* **AIM OF THE TASK**:
Please reproduce the entries in full. Keep every character the same.

[Data records for software interfaces]
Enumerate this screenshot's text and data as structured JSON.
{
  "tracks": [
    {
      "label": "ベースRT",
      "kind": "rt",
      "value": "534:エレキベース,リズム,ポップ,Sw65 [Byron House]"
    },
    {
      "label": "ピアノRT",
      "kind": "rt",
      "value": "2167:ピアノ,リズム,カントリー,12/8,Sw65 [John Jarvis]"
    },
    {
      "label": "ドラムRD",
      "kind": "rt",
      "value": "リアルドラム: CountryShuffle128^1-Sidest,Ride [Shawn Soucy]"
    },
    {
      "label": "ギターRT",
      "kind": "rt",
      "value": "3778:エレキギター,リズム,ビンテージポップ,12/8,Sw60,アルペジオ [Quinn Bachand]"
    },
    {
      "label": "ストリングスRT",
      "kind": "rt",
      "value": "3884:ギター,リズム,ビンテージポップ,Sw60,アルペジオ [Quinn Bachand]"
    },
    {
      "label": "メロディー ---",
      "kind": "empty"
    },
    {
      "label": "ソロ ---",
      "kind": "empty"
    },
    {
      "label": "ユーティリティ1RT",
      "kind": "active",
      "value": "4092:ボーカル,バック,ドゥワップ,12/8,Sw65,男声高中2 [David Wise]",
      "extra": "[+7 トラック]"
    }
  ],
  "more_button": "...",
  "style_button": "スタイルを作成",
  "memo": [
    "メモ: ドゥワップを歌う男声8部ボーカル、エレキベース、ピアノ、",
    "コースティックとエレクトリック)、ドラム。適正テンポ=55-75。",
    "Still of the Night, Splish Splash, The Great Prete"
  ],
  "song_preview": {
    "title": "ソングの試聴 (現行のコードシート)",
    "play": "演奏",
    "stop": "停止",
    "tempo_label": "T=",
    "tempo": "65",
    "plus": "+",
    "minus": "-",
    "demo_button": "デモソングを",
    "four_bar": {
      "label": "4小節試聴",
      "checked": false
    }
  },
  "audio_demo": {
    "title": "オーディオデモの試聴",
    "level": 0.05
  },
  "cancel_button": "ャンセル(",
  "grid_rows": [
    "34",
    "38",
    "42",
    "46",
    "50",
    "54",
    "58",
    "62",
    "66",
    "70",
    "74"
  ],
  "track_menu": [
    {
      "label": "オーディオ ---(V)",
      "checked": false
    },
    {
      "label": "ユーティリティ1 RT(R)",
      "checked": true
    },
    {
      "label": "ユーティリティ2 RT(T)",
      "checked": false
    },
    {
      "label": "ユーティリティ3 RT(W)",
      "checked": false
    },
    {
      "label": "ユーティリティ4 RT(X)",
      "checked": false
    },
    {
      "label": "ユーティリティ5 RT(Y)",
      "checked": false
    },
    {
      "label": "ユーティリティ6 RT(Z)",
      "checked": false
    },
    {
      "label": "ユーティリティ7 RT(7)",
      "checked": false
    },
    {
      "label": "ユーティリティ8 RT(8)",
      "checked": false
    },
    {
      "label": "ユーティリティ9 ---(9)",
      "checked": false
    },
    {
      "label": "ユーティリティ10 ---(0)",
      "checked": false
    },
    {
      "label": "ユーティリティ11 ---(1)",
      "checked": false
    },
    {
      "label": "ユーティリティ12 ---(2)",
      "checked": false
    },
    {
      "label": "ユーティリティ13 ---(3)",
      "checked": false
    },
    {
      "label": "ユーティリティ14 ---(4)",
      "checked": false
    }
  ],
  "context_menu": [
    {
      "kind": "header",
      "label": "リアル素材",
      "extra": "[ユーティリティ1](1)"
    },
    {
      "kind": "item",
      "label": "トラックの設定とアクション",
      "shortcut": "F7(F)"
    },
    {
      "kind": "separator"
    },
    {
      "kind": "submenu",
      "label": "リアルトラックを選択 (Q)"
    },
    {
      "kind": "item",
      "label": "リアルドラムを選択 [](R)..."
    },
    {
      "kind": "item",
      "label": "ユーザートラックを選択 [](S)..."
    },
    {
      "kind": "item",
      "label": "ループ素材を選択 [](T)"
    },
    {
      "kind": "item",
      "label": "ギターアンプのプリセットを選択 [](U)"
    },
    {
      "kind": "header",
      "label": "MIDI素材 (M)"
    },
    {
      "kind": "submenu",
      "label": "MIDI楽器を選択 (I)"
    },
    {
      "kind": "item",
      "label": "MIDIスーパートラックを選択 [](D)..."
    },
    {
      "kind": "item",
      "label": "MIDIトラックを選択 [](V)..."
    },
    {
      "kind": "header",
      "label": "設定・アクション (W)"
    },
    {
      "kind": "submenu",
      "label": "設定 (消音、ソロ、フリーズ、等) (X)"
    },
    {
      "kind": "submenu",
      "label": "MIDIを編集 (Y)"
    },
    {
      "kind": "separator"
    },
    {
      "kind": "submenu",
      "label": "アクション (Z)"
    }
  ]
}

* **WRITTEN RESPONSE**:
Enumerate this screenshot's text and data as structured JSON.
{
  "tracks": [
    {
      "label": "ベースRT",
      "kind": "rt",
      "value": "534:エレキベース,リズム,ポップ,Sw65 [Byron House]"
    },
    {
      "label": "ピアノRT",
      "kind": "rt",
      "value": "2167:ピアノ,リズム,カントリー,12/8,Sw65 [John Jarvis]"
    },
    {
      "label": "ドラムRD",
      "kind": "rt",
      "value": "リアルドラム: CountryShuffle128^1-Sidest,Ride [Shawn Soucy]"
    },
    {
      "label": "ギターRT",
      "kind": "rt",
      "value": "3778:エレキギター,リズム,ビンテージポップ,12/8,Sw60,アルペジオ [Quinn Bachand]"
    },
    {
      "label": "ストリングスRT",
      "kind": "rt",
      "value": "3884:ギター,リズム,ビンテージポップ,Sw60,アルペジオ [Quinn Bachand]"
    },
    {
      "label": "メロディー ---",
      "kind": "empty"
    },
    {
      "label": "ソロ ---",
      "kind": "empty"
    },
    {
      "label": "ユーティリティ1RT",
      "kind": "active",
      "value": "4092:ボーカル,バック,ドゥワップ,12/8,Sw65,男声高中2 [David Wise]",
      "extra": "[+7 トラック]"
    }
  ],
  "more_button": "...",
  "style_button": "スタイルを作成",
  "memo": [
    "メモ: ドゥワップを歌う男声8部ボーカル、エレキベース、ピアノ、",
    "コースティックとエレクトリック)、ドラム。適正テンポ=55-75。",
    "Still of the Night, Splish Splash, The Great Prete"
  ],
  "song_preview": {
    "title": "ソングの試聴 (現行のコードシート)",
    "play": "演奏",
    "stop": "停止",
    "tempo_label": "T=",
    "tempo": "65",
    "plus": "+",
    "minus": "-",
    "demo_button": "デモソングを",
    "four_bar": {
      "label": "4小節試聴",
      "checked": false
    }
  },
  "audio_demo": {
    "title": "オーディオデモの試聴",
    "level": 0.05
  },
  "cancel_button": "ャンセル(",
  "grid_rows": [
    "34",
    "38",
    "42",
    "46",
    "50",
    "54",
    "58",
    "62",
    "66",
    "70",
    "74"
  ],
  "track_menu": [
    {
      "label": "オーディオ ---(V)",
      "checked": false
    },
    {
      "label": "ユーティリティ1 RT(R)",
      "checked": true
    },
    {
      "label": "ユーティリティ2 RT(T)",
      "checked": false
    },
    {
      "label": "ユーティリティ3 RT(W)",
      "checked": false
    },
    {
      "label": "ユーティリティ4 RT(X)",
      "checked": false
    },
    {
      "label": "ユーティリティ5 RT(Y)",
      "checked": false
    },
    {
      "label": "ユーティリティ6 RT(Z)",
      "checked": false
    },
    {
      "label": "ユーティリティ7 RT(7)",
      "checked": false
    },
    {
      "label": "ユーティリティ8 RT(8)",
      "checked": false
    },
    {
      "label": "ユーティリティ9 ---(9)",
      "checked": false
    },
    {
      "label": "ユーティリティ10 ---(0)",
      "checked": false
    },
    {
      "label": "ユーティリティ11 ---(1)",
      "checked": false
    },
    {
      "label": "ユーティリティ12 ---(2)",
      "checked": false
    },
    {
      "label": "ユーティリティ13 ---(3)",
      "checked": false
    },
    {
      "label": "ユーティリティ14 ---(4)",
      "checked": false
    }
  ],
  "context_menu": [
    {
      "kind": "header",
      "label": "リアル素材",
      "extra": "[ユーティリティ1](1)"
    },
    {
      "kind": "item",
      "label": "トラックの設定とアクション",
      "shortcut": "F7(F)"
    },
    {
      "kind": "separator"
    },
    {
      "kind": "submenu",
      "label": "リアルトラックを選択 (Q)"
    },
    {
      "kind": "item",
      "label": "リアルドラムを選択 [](R)..."
    },
    {
      "kind": "item",
      "label": "ユーザートラックを選択 [](S)..."
    },
    {
      "kind": "item",
      "label": "ループ素材を選択 [](T)"
    },
    {
      "kind": "item",
      "label": "ギターアンプのプリセットを選択 [](U)"
    },
    {
      "kind": "header",
      "label": "MIDI素材 (M)"
    },
    {
      "kind": "submenu",
      "label": "MIDI楽器を選択 (I)"
    },
    {
      "kind": "item",
      "label": "MIDIスーパートラックを選択 [](D)..."
    },
    {
      "kind": "item",
      "label": "MIDIトラックを選択 [](V)..."
    },
    {
      "kind": "header",
      "label": "設定・アクション (W)"
    },
    {
      "kind": "submenu",
      "label": "設定 (消音、ソロ、フリーズ、等) (X)"
    },
    {
      "kind": "submenu",
      "label": "MIDIを編集 (Y)"
    },
    {
      "kind": "separator"
    },
    {
      "kind": "submenu",
      "label": "アクション (Z)"
    }
  ]
}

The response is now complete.